◆ Activity
The records below are made of lines; count those holding the word "COBERTURA" and give the number only.

◆ Entries supplied
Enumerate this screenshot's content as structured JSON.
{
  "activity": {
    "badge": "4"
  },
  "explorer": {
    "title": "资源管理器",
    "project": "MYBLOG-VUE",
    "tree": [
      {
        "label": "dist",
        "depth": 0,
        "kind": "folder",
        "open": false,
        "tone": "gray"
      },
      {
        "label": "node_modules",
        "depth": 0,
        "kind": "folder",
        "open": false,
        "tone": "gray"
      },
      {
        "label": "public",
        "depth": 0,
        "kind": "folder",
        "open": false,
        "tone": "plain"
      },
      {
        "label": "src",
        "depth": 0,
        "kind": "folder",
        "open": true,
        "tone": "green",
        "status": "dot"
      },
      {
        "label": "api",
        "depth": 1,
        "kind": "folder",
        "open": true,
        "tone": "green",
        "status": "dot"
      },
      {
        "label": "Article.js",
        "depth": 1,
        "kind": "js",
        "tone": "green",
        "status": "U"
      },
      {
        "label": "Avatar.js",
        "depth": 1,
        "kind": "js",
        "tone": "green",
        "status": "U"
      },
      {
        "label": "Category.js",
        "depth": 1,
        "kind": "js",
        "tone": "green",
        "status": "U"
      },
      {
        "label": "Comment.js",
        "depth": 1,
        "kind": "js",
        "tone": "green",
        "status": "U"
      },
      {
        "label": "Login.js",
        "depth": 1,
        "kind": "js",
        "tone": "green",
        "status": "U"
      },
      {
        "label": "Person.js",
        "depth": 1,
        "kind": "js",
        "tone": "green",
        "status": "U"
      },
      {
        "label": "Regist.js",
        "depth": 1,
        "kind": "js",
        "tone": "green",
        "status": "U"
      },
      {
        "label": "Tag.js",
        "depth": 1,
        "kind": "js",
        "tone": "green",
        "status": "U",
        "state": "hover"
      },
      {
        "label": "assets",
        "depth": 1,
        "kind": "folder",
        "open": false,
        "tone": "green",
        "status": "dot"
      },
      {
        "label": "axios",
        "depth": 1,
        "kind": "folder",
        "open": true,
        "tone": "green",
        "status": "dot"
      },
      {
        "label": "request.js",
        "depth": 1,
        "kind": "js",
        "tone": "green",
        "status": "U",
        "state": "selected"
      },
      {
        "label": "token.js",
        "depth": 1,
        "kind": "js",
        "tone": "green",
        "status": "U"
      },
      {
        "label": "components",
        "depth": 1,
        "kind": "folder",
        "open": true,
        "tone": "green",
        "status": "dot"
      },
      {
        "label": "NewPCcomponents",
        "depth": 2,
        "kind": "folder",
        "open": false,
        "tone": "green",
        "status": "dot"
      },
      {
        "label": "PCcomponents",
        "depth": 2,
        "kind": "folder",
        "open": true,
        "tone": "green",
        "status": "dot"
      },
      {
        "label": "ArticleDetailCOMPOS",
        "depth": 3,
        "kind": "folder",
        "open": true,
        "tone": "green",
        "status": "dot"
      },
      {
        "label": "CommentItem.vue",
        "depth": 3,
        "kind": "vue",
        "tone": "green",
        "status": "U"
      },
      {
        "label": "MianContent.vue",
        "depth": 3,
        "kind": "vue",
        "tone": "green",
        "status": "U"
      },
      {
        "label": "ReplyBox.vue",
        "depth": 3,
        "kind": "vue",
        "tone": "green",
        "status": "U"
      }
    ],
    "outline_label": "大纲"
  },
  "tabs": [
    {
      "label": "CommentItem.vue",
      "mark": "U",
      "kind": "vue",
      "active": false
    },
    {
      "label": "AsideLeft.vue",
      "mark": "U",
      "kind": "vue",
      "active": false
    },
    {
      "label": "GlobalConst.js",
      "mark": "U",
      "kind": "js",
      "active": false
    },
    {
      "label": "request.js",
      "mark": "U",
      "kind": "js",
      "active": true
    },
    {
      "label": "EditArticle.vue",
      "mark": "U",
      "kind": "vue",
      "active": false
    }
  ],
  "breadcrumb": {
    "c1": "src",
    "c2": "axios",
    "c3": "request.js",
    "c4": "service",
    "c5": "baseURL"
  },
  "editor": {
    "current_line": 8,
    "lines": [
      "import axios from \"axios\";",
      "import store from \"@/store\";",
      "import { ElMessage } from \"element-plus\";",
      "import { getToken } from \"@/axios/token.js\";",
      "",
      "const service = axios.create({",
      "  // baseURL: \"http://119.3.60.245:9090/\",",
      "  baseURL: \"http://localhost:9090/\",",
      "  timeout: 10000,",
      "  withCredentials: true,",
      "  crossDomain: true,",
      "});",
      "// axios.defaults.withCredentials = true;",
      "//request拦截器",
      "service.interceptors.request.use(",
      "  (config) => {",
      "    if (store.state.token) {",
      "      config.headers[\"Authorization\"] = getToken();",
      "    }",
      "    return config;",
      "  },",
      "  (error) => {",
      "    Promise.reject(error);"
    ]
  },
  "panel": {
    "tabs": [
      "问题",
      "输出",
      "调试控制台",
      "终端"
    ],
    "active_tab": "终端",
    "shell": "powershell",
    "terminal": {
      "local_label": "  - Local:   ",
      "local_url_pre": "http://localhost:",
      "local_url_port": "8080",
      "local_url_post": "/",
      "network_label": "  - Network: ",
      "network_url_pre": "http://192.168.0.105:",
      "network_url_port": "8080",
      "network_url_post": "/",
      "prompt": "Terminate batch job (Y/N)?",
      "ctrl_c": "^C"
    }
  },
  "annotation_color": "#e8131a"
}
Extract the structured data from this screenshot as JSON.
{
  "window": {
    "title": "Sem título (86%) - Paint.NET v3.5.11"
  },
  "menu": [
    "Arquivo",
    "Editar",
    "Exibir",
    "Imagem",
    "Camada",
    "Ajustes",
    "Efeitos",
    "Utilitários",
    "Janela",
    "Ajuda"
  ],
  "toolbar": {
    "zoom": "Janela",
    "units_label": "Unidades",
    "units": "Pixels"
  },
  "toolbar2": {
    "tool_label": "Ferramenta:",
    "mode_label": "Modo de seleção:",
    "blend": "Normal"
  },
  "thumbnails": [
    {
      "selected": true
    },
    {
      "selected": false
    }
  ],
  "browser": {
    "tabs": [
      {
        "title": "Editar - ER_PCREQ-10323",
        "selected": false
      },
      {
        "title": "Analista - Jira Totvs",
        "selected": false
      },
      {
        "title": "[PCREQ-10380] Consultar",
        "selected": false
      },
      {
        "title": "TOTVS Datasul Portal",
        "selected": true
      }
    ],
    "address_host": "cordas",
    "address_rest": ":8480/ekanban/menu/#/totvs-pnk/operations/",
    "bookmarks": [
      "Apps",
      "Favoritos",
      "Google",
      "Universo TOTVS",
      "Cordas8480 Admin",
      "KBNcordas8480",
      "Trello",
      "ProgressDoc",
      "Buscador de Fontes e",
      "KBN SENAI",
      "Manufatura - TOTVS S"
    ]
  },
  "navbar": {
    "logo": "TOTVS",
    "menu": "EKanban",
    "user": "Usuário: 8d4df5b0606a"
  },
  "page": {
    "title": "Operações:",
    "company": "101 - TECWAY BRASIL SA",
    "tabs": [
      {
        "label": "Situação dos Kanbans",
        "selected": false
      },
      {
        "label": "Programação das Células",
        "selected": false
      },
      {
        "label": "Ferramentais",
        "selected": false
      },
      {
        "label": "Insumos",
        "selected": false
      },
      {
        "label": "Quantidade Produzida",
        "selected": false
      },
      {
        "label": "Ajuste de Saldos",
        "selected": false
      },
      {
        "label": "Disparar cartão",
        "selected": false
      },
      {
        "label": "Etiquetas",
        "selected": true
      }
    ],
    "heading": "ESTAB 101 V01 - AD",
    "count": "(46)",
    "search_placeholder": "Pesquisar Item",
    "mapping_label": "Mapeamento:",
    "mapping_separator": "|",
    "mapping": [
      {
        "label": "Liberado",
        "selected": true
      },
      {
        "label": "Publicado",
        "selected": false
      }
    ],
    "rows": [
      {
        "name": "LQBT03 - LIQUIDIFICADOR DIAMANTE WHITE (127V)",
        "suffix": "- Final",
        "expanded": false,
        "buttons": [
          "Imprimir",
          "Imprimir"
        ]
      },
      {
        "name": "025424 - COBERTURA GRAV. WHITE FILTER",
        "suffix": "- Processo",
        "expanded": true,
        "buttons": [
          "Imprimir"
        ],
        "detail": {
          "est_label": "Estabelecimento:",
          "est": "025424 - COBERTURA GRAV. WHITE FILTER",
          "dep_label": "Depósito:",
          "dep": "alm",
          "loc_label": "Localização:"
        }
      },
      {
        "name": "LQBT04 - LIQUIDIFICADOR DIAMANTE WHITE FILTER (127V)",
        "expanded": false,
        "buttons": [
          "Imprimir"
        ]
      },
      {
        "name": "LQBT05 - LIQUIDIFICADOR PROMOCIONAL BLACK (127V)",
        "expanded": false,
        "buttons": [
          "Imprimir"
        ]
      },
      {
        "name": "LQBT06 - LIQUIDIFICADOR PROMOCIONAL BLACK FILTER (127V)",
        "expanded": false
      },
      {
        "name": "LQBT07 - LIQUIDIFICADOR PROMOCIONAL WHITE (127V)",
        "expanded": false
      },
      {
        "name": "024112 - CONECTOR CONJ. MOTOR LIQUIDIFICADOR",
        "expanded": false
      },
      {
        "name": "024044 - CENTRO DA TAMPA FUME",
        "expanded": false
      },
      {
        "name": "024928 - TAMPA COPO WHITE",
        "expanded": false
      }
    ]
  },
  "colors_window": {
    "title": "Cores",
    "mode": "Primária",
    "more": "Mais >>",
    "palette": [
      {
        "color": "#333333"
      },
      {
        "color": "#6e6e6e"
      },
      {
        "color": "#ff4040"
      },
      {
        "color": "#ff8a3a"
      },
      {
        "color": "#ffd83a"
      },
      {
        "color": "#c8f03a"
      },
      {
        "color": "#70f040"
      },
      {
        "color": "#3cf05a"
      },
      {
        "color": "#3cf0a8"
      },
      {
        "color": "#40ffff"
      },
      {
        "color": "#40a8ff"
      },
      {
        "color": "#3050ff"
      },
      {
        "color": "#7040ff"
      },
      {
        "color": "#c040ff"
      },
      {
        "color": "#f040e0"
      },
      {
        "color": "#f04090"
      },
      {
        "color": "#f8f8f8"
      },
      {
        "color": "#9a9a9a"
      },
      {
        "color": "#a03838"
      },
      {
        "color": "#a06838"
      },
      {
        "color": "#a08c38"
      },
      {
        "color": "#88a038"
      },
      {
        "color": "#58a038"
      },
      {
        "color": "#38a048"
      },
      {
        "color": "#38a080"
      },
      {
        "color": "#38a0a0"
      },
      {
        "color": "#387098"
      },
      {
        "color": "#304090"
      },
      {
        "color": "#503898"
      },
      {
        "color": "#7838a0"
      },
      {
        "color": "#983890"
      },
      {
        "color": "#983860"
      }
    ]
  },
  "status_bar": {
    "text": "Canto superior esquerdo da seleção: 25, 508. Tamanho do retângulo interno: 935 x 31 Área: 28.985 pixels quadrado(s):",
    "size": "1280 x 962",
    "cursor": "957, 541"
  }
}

◆ Task answer
2